One of the goals of our program is to not let any needs or issues fall through the cracks. Although we offer a diverse array of seminars and programs for our student-athletes, we feel it’s imperative to always be on the lookout for other programs to add. One way we do this is to survey students after each major activity and after each academic year, inviting feedback on what we do and what we could do better.

One thing we recently learned is that many student-athletes wanted help preparing for the work world as they approached graduation. We already had a two-credit career exploration course for freshmen and sophomores, but we saw the need for a capstone offering with more details and a focus on the nitty gritty of beginning a career. Thus we created the career course for juniors and seniors.

Coaches are a valuable source of information about what student-athletes need. Several have told us that their student-athletes, particularly rising sophomores, worry about moving into their first off-campus housing situation. So we’re planning a series of workshops on basic lease agreements, financial management and budgeting, and balancing the freedom and responsibility of off-campus life.

How do we get our student-athletes to participate in our CHAMPS/Life Skills program? First, we publicize our offerings to them as soon as possible. We talk about the program during an athlete’s first recruiting trip, at freshman and transfer-student orientation, and on an ongoing basis when they arrive on campus. We use fliers, posters, and e-mail, among other means. We provide student-athletes with publications about the programs and put together a special brochure outlining the community service projects. In addition, we produce separate calendars for each of the main components—academic, personal, and career development—as well as a master calendar, which goes to each sport’s coaching staff and student-athletes.
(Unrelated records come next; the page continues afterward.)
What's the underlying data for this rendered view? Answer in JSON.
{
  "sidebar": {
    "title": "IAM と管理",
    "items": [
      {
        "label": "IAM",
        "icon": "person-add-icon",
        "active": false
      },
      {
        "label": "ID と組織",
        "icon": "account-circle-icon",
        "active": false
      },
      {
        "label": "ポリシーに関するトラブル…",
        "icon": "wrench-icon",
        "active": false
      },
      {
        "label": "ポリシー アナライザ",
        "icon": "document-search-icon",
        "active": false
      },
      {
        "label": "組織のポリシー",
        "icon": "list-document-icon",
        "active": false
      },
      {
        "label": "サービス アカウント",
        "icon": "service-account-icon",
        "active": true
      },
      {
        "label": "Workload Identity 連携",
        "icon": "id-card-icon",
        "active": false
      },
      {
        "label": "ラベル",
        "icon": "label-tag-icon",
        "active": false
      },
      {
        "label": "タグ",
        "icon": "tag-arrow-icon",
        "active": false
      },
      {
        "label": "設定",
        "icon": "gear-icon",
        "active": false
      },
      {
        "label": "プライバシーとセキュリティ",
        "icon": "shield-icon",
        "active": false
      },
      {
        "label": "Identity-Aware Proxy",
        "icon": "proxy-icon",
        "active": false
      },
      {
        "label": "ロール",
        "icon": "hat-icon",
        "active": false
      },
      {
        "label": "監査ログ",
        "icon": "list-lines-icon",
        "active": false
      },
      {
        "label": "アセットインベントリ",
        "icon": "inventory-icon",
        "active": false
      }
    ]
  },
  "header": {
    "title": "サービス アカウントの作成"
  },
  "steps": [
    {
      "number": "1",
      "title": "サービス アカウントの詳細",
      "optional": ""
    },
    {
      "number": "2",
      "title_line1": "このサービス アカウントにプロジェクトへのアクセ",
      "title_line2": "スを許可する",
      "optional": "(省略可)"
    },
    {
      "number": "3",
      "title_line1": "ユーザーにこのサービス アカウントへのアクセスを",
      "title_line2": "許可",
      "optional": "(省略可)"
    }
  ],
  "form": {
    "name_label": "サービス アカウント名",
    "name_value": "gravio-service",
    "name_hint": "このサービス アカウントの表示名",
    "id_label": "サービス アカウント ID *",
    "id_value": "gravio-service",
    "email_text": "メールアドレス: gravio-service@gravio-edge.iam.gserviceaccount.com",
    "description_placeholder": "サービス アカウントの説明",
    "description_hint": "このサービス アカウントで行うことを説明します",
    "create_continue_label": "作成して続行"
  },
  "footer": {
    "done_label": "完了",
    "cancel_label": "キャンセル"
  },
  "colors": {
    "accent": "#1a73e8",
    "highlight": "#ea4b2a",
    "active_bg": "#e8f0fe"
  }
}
Student-athletes are required to attend at least three life skills seminars per semester. But we also try to respect their schedules, and we’ve developed a "lunch and learn" series that makes convenient use of what’s usually a lull in students’ days.

We also depend on the word of mouth that spreads from a great offering. There’s no real way to make sure every new student-athlete gets involved in personal, career, and academic development and community service, but we have seen the water-on-stone phenomenon. You just keep dropping the water on them, and eventually some of it stays. Probably the best advertisements we have are their fellow student-athletes. They come back from events and say, "I’m glad I did that. Next time, I’m taking somebody else with me." Word spreads.

We also preach the importance of student-athletes getting involved with the rest of the campus community. Whenever we can, we reinforce the fact that our student-athletes are students first, and like all students, can use some support in planning their long-term, personal development.

We tell students at our freshman orientation, called Camp War Eagle after a historical Auburn athletic battle cry, that "The bigger the nest, the bigger the bird." The point is for them to get involved in campus and community life, so that, with more people accountable and taking ownership in one another’s development, the bigger and broader their opportunities become. And the bigger they become. Likewise, we call upon the same attitude in our colleagues and cite the mission of the university, which is to develop each individual to the highest quality that we can. We want to help our student-athletes embrace these opportunities before they leave our nest.